And that's not to mention that the Rangers second baseman got to first on a pitch up-and-in from Buchholz. We're not sure if that was a pitch with any intention behind it, but it's something to keep an eye on.
Speaking of Kinsler, does anyone else think he looks quite like actor James Franco? May have to put together a picture to illustrate this.
Mid 1st, 0-0: So here comes Buchholz, who's had one heck of an interesting season.
Over the course of the 27-year-old right-hander's first nine starts, Buchholz was, well, not very good. Over that period Buchholz somehow earned a 4-2 mark, but also yielded an opponents' OPS of .954 and 43 earned runs in those 49 1/3 innings.
However, as we noted earlier in this blog, Buchholz has put up a 2.63 ERA over his past seven starts, making him the Red Sox' hottest starting pitcher.
Which version shows up tonight? We shall soon see…
8:09 p.m. ET: We have first pitch! For those wondering, the temperature in Arlington, Texas is currently a very typical 94 degrees.
7 p.m. ET: Pedro Ciriaco has far, far outperformed expectations in Boston, raising his game as the Red Sox have leaned on him.
That being said, the Sox currently have a player with a career .656 minor league OPS over eight seasons batting second and filling the designated hitter role. That's a difficult thing to find a positive way to spin.
Boston's pitching woes have already been well-documented, but now the offense has sputtered a bit, too, with just 15 runs scored over the past five games. And that includes a seven-run effort against the Blue Jays in Sunday's loss. The other four games the Sox were held to a single run twice and three runs twice.
So, the team hopes that the lineup shakeup of largely just flipping Ciriaco and Carl Crawford, who now hits seventh in the order, will be the spark that the club needs.
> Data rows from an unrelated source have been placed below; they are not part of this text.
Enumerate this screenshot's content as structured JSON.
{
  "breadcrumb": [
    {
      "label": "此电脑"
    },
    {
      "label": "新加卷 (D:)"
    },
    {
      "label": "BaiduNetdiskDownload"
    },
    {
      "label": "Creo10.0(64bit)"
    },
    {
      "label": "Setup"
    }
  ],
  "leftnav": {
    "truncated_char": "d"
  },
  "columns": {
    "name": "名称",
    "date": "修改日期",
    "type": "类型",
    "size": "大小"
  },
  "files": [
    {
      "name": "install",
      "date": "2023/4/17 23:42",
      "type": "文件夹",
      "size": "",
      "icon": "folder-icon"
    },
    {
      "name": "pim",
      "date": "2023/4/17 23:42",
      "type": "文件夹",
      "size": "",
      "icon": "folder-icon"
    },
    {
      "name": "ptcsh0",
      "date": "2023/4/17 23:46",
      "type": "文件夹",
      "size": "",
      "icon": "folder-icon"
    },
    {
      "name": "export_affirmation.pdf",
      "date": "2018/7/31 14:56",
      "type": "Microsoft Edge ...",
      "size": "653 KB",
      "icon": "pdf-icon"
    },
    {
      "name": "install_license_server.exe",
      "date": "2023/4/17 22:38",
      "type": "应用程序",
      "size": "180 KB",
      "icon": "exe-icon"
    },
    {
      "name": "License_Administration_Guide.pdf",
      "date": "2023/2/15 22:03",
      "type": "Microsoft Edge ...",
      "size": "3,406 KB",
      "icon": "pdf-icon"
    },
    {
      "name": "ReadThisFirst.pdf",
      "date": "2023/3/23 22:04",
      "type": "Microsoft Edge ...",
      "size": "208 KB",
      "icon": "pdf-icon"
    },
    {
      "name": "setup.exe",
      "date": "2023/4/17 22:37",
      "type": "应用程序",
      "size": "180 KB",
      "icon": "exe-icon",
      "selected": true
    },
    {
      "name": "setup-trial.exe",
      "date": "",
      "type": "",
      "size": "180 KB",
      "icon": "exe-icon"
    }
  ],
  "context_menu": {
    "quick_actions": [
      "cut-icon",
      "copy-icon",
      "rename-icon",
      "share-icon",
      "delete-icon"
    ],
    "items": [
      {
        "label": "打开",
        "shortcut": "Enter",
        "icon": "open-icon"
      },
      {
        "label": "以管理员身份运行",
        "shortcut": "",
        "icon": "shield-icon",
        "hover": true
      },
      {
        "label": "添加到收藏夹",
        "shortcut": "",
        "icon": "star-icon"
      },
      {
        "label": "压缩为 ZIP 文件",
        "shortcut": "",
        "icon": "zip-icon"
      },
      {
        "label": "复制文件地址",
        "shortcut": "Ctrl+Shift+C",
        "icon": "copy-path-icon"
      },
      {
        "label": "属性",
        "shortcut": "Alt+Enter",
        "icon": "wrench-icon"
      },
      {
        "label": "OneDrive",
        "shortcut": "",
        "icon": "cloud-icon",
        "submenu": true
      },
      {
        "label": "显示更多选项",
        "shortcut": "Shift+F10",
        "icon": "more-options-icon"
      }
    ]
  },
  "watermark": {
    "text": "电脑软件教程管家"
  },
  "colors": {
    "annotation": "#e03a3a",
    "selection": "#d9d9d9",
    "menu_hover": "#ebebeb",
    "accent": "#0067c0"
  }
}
Taking on a formidable Texas offense — albeit one with a struggling Josh Hamilton — the Sox will need all the offensive help they can get.
Check out the lineups for both teams below.
Boston Red Sox (48-49)
Jacoby Ellsbury, CF
Pedro Ciriaco, DH
Dustin Pedroia, 2B
Adrian Gonzalez, 1B
Cody Ross, RF
Will Middlebrooks, 3B
Carl Crawford, LF
Kelly Shoppach, C
Mike Aviles, SS
Clay Buchholz, RHP
Texas Rangers (57-38)
Ian Kinsler, 2B
Elvis Andrus, SS
Josh Hamilton, LF
Adrian Beltre, 3B
Michael Young, 1B
Nelson Cruz, DH
David Murphy, RF
Mike Napoli, C
Craig Gentry, CF
Martin Perez, LHP
8 a.m. ET: The Red Sox are in trouble.
Say what you will about two wild cards or a couple of months being left on the calendar of the baseball season, but right now seems like an ciritical juncture in Boston's season. After being swept by the Toronto Blue Jays at home and then dropping the opener of 12 consecutive road games against first-place teams to the Texas Rangers, the Sox badly need a win to get themselves back on track — and back to the .500 mark.
Though the Sox' league-leading offense has generally not been a reason for the team's middling record thus far, it also hasn't done the team any favors during its weekend skid. Not that it likely would have mattered much, as Red Sox starters have given up at least five runs in each of the past four contests.
So, the Red Sox turn to Clay Buchholz (8-3, 5.19) to right the ship, and he's probably the best bet the team has at this point. After a rough start to the season, the 27-year-old has sparkled since, putting up a 2.63 ERA over his past seven starts dating back to May 27 — including missing nearly a month with a gastrointestinal illness. Buchholz will be opposed by Texas Rangers lefty Martin Perez (1-1, 5.54), who will be making just his third start on the year.
First pitch is scheduled for 8:05 p.m. ET, but you can check back in with our live blog tomorrow afternoon for lineups and any relevant info that comes along before the game, and you can also tune into Red Sox First Pitch and Red Sox Gameday Live on NESN beginning at 7.